Qatar shunned: Oil falls 1% on fears Middle East rift could harm OPEC cuts
Saudi Arabia, the United Arab Emirates, Egypt and Bahrain closed transport links with top liquefied natural gas (LNG) and condensate shipper Qatar, accusing it of supporting extremism and undermining regional stability.Updated: Jun 05, 2017 21:20 IST
Oil prices fell about 1% on Monday on concerns that the cutting of ties with Qatar by top crude exporter Saudi Arabia and other Arab states could hamper a global deal to reduce oil production.
Saudi Arabia, the United Arab Emirates, Egypt and Bahrain closed transport links with top liquefied natural gas (LNG) and condensate shipper Qatar, accusing it of supporting extremism and undermining regional stability.
The news initially pushed Brent crude prices up as much as 1% as geopolitical fears rippled through the market.

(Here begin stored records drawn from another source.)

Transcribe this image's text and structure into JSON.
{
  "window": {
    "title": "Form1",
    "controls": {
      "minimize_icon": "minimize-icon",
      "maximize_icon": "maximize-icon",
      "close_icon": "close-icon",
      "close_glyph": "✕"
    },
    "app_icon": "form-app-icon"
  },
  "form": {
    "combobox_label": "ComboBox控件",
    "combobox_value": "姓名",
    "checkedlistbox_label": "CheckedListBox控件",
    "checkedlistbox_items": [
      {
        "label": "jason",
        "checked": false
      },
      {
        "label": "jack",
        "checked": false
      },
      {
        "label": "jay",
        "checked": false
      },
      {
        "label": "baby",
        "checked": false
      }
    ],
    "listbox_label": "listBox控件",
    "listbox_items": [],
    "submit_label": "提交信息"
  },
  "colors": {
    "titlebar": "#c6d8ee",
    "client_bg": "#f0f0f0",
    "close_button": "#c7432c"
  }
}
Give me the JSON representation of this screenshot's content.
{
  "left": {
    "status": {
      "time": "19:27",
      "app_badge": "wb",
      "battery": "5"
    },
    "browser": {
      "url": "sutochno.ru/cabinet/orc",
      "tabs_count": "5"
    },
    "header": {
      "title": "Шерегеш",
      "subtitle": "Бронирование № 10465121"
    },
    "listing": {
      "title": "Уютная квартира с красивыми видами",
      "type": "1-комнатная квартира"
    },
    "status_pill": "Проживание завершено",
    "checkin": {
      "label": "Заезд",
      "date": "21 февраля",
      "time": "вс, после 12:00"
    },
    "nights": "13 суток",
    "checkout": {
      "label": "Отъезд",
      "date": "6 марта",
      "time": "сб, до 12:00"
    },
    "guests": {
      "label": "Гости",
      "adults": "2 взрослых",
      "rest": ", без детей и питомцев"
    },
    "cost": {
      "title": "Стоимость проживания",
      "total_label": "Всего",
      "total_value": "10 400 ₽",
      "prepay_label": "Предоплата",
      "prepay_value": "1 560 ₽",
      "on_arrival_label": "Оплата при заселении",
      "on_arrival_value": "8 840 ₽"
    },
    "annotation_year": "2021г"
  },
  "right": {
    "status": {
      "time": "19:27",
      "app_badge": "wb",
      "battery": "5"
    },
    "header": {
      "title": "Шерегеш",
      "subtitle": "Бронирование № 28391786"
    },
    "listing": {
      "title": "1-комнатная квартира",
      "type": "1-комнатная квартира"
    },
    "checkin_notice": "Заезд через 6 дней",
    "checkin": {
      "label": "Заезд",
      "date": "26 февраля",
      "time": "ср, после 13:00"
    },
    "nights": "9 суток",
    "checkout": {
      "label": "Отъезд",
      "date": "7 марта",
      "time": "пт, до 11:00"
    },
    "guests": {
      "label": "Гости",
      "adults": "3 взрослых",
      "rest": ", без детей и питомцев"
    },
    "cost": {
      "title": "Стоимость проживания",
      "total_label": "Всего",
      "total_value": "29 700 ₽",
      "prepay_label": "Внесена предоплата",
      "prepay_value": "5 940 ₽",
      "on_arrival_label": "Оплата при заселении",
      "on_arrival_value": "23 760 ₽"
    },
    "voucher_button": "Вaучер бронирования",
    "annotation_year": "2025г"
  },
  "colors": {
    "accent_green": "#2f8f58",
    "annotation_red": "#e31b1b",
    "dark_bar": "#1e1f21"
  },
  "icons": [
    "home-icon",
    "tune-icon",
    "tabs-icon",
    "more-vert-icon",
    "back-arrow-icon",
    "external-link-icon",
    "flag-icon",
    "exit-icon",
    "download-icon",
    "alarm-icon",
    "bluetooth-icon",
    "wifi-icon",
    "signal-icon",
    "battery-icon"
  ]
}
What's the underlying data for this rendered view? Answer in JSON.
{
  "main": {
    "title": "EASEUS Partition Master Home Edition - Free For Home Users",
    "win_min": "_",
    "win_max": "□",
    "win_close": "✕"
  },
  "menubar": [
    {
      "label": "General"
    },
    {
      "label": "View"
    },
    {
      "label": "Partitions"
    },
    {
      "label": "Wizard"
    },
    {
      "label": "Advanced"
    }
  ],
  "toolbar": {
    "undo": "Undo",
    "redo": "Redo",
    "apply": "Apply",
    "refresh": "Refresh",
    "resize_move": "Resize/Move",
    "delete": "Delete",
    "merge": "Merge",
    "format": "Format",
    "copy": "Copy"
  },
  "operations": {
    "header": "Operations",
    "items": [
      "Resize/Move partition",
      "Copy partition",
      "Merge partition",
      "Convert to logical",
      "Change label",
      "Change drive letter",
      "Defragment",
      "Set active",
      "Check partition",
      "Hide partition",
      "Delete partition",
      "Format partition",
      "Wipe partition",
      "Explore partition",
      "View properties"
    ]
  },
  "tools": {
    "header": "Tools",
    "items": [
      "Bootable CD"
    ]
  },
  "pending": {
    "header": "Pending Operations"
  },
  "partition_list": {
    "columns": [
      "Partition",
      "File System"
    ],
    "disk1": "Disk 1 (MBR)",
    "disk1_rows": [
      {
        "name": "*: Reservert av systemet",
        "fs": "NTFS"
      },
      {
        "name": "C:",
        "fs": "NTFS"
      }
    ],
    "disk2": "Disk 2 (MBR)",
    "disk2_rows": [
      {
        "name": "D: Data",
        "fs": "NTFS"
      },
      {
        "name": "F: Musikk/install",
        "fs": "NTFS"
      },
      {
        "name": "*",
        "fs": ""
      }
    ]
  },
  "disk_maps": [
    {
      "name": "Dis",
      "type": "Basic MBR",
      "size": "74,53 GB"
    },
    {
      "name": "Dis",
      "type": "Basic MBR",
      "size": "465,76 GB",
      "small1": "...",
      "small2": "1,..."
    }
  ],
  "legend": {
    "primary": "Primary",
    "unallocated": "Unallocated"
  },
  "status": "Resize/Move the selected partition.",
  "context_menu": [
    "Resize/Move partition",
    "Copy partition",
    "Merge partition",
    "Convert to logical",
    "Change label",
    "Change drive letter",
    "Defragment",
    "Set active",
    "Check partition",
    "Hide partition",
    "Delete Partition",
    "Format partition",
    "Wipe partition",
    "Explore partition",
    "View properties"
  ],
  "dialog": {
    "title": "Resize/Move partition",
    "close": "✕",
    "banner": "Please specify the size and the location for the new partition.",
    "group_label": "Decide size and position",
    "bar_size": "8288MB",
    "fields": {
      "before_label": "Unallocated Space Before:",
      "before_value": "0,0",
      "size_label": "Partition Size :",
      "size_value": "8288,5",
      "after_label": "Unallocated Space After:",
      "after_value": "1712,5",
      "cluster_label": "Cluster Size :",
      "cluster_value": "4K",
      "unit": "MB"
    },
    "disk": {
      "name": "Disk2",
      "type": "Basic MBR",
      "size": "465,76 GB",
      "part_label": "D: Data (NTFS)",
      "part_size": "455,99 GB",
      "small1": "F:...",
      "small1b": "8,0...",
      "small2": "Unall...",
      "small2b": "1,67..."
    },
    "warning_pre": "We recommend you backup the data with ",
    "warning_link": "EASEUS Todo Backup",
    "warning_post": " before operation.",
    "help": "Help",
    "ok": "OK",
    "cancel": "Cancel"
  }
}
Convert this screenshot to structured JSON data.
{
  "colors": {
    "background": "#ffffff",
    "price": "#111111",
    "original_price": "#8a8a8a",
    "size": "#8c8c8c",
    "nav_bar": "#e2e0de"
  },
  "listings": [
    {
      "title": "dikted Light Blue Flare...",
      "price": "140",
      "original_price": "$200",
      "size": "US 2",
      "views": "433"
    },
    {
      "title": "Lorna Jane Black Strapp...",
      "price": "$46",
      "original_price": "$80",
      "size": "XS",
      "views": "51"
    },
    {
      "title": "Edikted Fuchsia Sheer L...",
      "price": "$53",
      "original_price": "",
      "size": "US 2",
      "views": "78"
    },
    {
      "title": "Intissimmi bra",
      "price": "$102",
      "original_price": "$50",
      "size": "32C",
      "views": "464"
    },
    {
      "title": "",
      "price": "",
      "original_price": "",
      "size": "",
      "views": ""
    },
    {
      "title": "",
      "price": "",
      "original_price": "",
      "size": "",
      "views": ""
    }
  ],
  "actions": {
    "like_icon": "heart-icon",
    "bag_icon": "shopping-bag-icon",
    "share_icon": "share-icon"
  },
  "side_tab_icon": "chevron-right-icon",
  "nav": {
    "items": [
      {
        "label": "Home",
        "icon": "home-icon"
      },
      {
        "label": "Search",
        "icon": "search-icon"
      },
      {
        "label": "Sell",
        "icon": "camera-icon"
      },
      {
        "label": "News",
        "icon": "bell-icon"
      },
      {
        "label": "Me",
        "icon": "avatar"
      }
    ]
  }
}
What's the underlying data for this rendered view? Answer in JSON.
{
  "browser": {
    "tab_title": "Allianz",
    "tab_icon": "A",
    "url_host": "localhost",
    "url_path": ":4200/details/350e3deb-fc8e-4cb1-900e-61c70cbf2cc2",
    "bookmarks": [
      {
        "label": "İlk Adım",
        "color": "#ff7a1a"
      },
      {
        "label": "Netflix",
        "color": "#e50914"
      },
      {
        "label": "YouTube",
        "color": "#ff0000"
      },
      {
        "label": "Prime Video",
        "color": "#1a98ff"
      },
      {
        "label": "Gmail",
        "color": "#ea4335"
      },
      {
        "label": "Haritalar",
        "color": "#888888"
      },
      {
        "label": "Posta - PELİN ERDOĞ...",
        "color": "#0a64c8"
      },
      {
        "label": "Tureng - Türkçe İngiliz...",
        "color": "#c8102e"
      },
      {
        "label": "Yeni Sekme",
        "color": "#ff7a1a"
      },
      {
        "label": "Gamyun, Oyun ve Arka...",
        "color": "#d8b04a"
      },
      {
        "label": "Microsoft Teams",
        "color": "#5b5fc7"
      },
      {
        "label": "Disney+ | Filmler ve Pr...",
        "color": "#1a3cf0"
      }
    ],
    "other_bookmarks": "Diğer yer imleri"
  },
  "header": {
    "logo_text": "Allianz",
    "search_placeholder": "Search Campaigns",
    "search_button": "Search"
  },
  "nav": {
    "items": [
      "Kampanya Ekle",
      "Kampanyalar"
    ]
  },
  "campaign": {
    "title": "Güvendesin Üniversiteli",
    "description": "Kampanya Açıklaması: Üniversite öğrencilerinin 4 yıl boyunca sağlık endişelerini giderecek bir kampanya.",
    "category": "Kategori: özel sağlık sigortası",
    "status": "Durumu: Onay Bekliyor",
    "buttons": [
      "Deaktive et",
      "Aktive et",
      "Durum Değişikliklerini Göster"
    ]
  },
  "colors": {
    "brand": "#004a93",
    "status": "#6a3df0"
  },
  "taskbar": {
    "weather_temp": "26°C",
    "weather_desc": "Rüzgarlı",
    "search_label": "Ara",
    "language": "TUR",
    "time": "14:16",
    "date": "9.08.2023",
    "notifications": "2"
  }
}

But Brent later reversed gains, trading down 58 cents, or 1.12% at $49.37 a barrel by 10:42am EDT (1442 GMT).
US West Texas Intermediate futures were at $47.15 a barrel, down 51 cents, or 1.1%.
With production capacity of about 600,000 barrels per day (bpd), Qatar’s crude output ranks as one of OPEC’s smallest, but tension within the Organization of the Petroleum Exporting Countries could weaken the supply deal, aimed at supporting prices.
“While we would not want to read too much into this in terms of looming trouble for OPEC, the fact that Qatar’s stance towards Iran is a key element in this issue does make for a potentially more complicated setup at future meetings should the issue not have been resolved in due time,” JBC Energy analysts said in a note.
There are already doubts that the effort to curb production by almost 1.8 million bpd is seriously denting crude exports.
While there was a dip in OPEC supplies between February and April, a report on Monday by Thomson Reuters Oil Research said OPEC shipments likely jumped to 25.18 million bpd in May, up over 1 million bpd from April.
Brent futures have fallen more than 8% from their open on May 25, when OPEC opted to extend production cuts into 2018.
Outside of OPEC, South Sudan will drill 30 new wells this year and significantly boost oil output as it chases a peak 350,000 bpd target by mid-2018, the petroleum minister said on Monday.
Crude output in the United States, which is not participating in the supply cuts, has jumped more than 10% since mid-2016 to 9.34 million bpd, close to levels of top producers Saudi Arabia and Russia.
The rise in US production has been driven by a record 20th straight weekly climb in oil drilling, with the rig count climbing by 11 in the week to June 2, to 733, the most since April 2015.
US crude stockpiles, however, have consistently fallen for eight straight weeks, which had prompted some to suggest that the long-awaited effects from OPEC efforts to reduce world supply were materialising.
“We believe that US inventories will continue falling this summer, allowing OPEC to point to lower stocks as a positive measure of success,” Sandy Fielden, director of oil and products research at Morningstar said in a note.
“But if, as we have already seen, higher refinery runs and/or crude exports are the causes of these inventory drawdowns, then the impact on OPEC’s balancing act is actually negative.”